#### TASK STATEMENT:
Find how many lines in the material below hold the word "JSON". Reply with that figure alone.

○ ○ ○ ○

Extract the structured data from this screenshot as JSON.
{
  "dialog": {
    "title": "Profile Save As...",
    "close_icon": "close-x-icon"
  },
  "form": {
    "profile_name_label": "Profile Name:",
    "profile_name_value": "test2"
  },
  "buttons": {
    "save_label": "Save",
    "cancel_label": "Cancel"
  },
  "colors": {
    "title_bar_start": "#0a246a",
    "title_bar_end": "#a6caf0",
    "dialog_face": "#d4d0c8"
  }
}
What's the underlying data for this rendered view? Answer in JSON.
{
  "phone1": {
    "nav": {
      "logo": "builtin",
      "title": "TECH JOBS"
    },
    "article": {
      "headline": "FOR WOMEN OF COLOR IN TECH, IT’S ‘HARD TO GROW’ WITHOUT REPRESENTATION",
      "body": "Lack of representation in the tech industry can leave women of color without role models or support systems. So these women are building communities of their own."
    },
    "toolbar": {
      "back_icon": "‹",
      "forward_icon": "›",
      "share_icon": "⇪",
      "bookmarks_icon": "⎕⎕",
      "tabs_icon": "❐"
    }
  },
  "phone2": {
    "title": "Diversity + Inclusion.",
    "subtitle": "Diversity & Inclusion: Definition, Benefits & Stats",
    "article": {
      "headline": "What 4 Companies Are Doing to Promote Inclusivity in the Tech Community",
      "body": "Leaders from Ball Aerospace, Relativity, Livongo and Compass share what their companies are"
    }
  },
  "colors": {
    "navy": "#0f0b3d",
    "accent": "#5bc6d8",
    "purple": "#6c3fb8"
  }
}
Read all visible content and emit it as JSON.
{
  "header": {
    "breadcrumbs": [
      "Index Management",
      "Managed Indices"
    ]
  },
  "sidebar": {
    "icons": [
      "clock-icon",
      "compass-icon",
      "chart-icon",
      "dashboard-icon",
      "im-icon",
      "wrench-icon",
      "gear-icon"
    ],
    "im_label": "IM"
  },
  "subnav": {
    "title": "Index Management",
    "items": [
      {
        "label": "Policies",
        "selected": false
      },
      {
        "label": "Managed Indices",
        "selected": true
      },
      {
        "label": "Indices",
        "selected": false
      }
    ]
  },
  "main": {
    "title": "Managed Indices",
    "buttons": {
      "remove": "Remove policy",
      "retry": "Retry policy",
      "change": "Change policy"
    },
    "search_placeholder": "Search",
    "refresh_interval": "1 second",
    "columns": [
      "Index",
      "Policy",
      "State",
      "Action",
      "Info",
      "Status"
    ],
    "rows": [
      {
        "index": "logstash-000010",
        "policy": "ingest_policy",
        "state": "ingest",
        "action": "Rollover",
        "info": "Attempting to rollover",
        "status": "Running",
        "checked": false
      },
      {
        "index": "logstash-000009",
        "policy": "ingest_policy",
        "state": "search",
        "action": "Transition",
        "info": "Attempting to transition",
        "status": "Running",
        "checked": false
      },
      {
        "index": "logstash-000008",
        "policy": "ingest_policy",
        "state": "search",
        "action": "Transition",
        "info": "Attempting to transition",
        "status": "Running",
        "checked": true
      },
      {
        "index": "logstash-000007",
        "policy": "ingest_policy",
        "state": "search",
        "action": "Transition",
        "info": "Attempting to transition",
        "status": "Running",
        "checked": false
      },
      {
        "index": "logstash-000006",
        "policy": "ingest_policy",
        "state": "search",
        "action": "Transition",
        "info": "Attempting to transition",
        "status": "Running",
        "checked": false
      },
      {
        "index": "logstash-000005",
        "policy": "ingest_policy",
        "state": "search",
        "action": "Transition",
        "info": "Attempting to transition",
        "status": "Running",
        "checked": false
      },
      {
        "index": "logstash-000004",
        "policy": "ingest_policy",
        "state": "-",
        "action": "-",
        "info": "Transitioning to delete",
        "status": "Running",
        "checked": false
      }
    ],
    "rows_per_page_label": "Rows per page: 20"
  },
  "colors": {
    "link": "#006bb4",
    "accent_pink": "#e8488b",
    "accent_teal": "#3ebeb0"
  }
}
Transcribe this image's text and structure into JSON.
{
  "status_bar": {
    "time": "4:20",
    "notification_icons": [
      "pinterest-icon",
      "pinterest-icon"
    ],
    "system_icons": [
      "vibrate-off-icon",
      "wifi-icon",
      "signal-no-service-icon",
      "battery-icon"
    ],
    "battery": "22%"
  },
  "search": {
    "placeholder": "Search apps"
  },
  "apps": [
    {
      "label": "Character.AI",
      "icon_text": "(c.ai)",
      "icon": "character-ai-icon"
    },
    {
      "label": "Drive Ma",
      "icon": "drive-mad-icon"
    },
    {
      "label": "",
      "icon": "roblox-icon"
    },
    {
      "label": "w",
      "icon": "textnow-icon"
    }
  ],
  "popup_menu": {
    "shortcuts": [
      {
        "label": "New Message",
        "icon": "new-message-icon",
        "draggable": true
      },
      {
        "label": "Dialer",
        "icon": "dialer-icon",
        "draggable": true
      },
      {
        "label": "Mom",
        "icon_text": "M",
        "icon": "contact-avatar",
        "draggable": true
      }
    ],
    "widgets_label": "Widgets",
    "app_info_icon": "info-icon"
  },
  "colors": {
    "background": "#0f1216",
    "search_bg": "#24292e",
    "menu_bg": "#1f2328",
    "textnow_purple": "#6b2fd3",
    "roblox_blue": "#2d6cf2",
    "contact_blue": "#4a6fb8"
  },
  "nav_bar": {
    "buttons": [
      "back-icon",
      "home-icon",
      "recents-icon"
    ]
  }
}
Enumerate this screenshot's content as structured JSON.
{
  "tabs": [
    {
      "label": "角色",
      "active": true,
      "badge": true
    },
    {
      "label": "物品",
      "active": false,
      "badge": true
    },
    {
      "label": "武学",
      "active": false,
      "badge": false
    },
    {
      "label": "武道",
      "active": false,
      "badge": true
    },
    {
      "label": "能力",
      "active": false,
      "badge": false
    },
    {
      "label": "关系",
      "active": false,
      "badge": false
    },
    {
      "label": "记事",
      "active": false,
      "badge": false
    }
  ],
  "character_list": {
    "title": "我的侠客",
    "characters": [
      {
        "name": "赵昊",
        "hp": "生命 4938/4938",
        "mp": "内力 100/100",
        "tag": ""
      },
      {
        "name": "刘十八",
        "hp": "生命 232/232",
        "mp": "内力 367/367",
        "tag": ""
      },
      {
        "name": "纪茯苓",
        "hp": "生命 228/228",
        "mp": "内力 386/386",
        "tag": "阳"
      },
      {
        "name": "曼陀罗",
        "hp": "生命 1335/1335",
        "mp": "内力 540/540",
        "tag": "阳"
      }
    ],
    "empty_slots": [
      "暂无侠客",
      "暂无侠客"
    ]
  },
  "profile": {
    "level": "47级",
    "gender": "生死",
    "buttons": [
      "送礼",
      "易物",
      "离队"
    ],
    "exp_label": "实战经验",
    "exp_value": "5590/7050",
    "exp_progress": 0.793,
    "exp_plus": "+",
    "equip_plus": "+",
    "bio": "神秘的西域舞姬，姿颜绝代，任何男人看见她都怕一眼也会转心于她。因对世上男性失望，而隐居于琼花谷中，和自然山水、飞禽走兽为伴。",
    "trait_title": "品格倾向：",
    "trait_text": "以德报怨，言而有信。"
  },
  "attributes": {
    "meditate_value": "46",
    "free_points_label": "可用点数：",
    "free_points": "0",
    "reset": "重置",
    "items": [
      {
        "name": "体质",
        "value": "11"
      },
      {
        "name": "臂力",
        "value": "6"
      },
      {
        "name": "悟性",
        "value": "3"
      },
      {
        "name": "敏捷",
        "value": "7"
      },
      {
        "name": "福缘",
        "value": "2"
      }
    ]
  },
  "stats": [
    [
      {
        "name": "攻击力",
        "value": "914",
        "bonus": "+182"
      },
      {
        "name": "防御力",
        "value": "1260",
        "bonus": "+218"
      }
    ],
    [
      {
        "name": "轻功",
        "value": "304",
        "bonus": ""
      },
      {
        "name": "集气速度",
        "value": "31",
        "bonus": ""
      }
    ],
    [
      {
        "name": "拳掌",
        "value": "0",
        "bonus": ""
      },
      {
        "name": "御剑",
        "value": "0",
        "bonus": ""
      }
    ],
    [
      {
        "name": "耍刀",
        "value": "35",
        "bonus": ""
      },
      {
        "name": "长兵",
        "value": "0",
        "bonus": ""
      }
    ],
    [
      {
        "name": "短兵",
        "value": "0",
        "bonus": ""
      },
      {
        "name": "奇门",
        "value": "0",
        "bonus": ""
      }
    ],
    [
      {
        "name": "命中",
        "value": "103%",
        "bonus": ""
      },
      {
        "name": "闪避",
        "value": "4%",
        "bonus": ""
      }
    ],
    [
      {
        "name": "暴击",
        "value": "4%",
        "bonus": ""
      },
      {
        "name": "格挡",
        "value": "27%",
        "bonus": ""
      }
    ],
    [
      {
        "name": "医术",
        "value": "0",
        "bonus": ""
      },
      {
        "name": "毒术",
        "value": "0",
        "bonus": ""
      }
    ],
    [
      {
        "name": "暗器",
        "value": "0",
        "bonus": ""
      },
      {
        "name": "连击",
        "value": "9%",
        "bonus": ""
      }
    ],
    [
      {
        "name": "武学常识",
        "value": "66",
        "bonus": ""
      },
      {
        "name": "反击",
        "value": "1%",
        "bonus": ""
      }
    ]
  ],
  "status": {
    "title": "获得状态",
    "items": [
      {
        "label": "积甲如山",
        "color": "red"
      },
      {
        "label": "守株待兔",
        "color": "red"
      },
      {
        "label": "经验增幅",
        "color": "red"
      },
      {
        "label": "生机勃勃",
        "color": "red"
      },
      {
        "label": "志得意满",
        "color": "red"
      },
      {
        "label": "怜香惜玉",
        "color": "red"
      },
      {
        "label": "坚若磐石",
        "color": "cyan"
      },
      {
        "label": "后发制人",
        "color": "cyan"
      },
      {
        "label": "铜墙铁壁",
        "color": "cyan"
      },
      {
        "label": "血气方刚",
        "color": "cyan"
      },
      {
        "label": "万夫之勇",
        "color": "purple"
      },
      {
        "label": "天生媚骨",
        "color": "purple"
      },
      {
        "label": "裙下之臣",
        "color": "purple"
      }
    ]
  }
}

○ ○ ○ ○

#### COMPLETED TASK:
5